Ballymun gets a new local hero


IF THERE was an award for the most democratic piece of public art in Ireland, a magnificent new sculpture due to be unveiled next week in Ballymun, Dublin would gallop away with it.

The sculpture, by artist John Byrne, references classical equestrian art but toys with tradition by placing the figure of a teenage girl from Ballymun – resplendent in bronze tracksuit and velcro-fastened runners – as the bareback rider on the horse.

Misneach, “courage” in Irish, is a stunning piece of work to rival that other classic Ballymun equine pop culture moment from The Commitments, where a horse is seen being led into a lift because “the stairs would kill him”.

Byrne was commissioned by Breaking Ground, the Per Cent for Art scheme that accompanied Ballymun’s redevelopment, to create a piece of public art for the area’s town centre. In a YouTube video of the making of MisneachBelfast-born Byrne explains he was interested in subverting the military sculptures found in squares and towns across Europe, which invariably feature military men astride horses.
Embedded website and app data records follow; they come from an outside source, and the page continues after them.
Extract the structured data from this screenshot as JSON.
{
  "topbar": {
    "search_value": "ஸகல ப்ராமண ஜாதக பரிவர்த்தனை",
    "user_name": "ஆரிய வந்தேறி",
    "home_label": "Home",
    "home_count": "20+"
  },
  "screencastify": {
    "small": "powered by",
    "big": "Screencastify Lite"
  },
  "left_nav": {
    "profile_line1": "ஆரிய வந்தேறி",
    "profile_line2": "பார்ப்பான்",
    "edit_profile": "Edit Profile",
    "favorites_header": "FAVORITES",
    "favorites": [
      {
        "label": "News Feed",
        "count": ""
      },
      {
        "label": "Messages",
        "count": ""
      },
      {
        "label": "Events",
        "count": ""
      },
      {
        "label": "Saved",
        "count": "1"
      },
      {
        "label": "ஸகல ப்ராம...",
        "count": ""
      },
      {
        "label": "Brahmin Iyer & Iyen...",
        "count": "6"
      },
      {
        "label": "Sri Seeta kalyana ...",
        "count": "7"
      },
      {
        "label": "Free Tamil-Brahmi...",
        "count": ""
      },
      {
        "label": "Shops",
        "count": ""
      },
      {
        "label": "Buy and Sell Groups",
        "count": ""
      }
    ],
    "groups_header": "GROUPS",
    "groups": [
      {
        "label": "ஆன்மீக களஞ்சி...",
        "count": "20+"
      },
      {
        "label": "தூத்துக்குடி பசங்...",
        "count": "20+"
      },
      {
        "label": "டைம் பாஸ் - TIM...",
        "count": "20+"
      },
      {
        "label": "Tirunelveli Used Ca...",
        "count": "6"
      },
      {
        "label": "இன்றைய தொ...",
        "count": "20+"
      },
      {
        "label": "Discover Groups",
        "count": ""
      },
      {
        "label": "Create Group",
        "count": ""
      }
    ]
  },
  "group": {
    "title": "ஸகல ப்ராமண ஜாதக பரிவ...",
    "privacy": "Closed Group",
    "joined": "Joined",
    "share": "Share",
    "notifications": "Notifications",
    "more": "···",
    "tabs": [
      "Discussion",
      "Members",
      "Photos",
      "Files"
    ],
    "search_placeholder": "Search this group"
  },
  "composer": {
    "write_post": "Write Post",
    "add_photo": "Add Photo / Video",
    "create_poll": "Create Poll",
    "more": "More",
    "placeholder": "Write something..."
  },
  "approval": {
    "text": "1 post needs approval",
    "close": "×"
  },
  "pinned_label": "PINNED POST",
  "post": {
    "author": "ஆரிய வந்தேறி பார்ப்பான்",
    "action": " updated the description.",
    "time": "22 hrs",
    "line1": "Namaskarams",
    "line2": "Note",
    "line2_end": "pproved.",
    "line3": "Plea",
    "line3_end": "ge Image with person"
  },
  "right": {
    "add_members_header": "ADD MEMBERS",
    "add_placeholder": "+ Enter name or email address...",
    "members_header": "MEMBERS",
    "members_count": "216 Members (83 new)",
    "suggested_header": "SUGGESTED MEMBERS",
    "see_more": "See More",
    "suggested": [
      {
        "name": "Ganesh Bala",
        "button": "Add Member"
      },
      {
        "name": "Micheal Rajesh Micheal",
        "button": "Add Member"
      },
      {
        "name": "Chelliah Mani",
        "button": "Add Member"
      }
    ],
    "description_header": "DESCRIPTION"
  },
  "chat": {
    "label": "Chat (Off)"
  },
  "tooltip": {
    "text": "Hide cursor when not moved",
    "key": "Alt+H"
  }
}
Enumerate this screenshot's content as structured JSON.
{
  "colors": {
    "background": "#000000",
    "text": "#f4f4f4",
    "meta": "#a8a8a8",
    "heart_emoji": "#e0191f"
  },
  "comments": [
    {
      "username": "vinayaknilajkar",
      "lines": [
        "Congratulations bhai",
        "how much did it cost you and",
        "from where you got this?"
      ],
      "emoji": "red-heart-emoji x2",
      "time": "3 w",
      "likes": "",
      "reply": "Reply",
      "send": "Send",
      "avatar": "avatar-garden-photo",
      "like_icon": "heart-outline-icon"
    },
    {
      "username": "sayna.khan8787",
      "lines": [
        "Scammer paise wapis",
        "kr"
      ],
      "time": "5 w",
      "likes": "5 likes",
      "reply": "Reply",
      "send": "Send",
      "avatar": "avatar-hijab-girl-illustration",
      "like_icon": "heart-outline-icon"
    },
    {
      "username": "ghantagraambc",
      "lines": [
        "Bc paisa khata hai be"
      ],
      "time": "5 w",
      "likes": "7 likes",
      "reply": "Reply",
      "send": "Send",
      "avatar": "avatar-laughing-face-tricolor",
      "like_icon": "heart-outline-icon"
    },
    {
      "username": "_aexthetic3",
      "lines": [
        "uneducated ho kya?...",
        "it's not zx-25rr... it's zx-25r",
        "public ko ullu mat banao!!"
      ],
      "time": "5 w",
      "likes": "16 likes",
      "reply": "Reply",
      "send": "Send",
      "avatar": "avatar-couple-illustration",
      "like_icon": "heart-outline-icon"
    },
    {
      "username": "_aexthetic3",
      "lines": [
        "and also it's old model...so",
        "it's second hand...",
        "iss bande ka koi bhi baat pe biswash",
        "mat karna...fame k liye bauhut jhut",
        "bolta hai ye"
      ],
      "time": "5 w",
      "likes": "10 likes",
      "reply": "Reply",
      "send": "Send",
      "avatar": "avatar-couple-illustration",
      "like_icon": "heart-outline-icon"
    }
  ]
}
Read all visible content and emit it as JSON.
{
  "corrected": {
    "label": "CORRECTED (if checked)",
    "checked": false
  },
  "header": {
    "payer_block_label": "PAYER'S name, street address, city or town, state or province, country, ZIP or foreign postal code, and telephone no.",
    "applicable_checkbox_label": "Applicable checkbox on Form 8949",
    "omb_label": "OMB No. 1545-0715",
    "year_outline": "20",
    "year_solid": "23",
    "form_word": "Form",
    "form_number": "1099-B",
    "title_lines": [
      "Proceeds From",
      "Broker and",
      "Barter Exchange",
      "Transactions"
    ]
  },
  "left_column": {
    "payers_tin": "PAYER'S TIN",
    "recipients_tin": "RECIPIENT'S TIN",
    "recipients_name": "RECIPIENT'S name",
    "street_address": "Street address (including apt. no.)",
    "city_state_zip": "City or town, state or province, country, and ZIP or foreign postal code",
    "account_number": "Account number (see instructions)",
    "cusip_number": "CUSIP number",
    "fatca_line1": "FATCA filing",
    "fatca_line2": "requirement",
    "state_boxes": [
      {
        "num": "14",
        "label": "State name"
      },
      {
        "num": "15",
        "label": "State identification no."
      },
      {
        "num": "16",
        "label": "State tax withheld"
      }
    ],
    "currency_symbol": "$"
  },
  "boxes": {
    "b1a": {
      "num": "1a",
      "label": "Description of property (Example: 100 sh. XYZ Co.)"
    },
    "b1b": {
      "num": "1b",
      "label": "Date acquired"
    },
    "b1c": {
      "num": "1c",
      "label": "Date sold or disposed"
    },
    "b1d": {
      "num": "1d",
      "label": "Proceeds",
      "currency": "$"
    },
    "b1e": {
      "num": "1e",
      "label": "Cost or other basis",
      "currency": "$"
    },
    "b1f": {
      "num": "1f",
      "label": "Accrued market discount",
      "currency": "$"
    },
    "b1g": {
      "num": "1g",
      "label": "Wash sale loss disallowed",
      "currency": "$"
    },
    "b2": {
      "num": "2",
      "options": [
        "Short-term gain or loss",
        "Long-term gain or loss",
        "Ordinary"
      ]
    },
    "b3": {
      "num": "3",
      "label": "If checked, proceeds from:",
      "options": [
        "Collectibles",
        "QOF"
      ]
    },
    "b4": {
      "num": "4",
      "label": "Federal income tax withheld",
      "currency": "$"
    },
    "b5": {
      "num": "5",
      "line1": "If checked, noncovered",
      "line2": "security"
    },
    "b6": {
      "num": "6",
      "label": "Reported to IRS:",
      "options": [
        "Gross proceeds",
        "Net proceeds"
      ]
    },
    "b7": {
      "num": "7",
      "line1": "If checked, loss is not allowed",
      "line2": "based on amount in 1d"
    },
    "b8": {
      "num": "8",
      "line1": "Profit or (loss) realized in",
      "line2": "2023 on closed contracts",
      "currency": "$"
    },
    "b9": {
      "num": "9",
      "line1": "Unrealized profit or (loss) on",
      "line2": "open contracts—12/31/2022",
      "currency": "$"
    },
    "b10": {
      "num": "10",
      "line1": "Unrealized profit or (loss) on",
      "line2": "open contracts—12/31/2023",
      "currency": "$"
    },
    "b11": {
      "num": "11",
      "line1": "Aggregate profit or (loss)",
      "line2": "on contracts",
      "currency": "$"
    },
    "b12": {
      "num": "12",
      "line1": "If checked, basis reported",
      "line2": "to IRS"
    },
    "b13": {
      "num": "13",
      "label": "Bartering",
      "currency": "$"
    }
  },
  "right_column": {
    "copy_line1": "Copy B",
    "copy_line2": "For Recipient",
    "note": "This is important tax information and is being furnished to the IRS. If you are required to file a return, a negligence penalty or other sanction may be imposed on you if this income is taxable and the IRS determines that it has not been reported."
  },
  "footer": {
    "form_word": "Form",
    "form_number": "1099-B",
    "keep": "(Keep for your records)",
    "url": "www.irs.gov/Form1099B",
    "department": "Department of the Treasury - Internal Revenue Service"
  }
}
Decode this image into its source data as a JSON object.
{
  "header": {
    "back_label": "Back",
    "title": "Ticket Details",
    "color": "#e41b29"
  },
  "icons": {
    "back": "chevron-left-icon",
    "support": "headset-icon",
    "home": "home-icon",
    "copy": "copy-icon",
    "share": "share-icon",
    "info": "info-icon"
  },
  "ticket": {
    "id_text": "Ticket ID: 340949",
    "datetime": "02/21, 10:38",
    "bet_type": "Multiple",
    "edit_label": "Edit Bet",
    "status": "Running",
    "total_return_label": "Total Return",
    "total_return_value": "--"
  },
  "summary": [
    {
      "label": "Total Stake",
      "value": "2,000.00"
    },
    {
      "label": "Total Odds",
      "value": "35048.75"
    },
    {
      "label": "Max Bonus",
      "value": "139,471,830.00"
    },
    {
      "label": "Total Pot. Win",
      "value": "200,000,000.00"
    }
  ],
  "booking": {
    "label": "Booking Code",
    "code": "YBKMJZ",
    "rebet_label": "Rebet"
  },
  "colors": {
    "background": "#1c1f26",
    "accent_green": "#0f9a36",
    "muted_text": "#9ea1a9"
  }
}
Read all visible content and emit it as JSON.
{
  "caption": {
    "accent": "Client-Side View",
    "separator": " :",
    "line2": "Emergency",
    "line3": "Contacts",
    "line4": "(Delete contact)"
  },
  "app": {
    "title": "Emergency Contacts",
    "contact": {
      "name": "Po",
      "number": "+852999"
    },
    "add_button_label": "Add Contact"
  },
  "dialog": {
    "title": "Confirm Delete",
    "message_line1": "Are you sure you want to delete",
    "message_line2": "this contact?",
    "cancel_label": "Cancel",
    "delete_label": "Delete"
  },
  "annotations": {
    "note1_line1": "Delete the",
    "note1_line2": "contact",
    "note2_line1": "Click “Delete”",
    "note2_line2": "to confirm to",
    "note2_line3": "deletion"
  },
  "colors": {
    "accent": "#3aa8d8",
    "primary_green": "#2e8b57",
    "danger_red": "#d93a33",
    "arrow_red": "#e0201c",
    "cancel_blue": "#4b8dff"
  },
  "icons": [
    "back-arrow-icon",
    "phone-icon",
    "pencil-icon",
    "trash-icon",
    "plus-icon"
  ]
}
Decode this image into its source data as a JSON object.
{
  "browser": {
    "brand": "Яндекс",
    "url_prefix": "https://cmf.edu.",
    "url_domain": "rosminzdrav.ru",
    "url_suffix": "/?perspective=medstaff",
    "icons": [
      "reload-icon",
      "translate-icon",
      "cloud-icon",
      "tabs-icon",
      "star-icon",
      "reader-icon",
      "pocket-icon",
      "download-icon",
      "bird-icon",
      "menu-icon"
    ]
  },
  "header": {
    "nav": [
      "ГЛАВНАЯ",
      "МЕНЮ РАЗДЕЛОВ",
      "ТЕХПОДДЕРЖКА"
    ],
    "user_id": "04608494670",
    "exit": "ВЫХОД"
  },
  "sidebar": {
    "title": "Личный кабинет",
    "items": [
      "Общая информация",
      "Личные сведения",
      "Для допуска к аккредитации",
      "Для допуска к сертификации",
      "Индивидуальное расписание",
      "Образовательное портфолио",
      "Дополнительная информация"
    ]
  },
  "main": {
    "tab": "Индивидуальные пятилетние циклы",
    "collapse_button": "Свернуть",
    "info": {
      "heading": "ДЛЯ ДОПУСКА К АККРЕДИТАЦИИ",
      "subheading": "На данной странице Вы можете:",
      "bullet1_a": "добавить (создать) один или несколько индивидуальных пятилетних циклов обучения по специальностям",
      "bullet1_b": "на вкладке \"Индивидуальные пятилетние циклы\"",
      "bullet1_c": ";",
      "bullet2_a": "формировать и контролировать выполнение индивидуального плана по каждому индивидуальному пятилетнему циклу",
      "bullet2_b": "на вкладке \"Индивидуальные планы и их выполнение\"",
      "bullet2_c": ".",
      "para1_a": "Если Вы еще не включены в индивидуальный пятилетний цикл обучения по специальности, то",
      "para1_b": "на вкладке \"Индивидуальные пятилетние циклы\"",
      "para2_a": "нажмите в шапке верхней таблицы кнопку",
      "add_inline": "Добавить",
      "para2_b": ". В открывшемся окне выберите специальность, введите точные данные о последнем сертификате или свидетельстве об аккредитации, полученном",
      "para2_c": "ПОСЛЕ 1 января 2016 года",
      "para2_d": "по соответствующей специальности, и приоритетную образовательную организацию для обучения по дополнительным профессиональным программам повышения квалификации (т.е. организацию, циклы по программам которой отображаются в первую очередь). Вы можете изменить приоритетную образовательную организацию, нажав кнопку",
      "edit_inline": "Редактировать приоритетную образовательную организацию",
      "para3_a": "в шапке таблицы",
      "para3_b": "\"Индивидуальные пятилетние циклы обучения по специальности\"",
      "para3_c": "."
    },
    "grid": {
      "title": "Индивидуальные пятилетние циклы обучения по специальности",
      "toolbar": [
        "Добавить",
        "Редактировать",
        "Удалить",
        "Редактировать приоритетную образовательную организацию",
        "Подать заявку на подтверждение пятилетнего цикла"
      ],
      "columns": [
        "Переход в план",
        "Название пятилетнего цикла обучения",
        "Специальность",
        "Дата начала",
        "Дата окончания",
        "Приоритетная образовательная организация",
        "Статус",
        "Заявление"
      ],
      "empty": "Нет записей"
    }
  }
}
“These things are commonplace in European towns and cities – nearly always men military men the great and the good as it were, but of course one person’s hero is another’s tyrant,” Byrne says.

He also wanted to celebrate the tradition of young people riding horses bareback around Dublin.

The artist, who made Dublin’s Last Suppermural for the city’s Italian Quarter, was aware of John Henry Foley’s bronze horse used in the Gough Memorial in the Phoenix Park, near where he lives in Cabra. The work by Queen Victoria’s favourite sculptor was blown up in 1957 and sold by the Office of Public Works to a member of the Guinness family who gifted it to an ancestor of Gough’s, Sir Humphrey Wakefield. Byrne discovered that Wakefield restored the monument and resurrected it in the grounds of his home at Chillingham Castle, Northumberland. “I thought he would tell me to take a jump but he was delighted when I asked if I could copy his horse,” says Byrne.

From the beginning, a young local woman was always going to feature on the horse to assert the idea that people from all walks of life can be as heroic as the most celebrated, mostly male, mostly older public figures.

Back in 2007 open auditions were held in Ballymun to find a teenager between 13 and 18 who had a genuine love of horses. Eventually, 20 teenagers were photographed on horseback and the then 17-year-old Toni Marie Shields was chosen. She was scanned using state-of-the-art 3D software to make a mould for the work. Her mould and the mould from the model of the Gough horse were then combined to make the bronze sculpture.

A soft green patina applied at the end of the process gives the work an antiquated feel and the effect is of a sculpture straight out of the 18th century. “Ah, it’s lovely but it’s huge,” was Toni-Marie’s response when she first saw herself in bronze, one-and-half times life size.

The work, which is awaiting its inevitable nickname, will be placed on a hand-carved stone plinth just inside the gates of Trinity Comprehensive School in Ballymun and resited on Main Street when the Metro rail project is completed.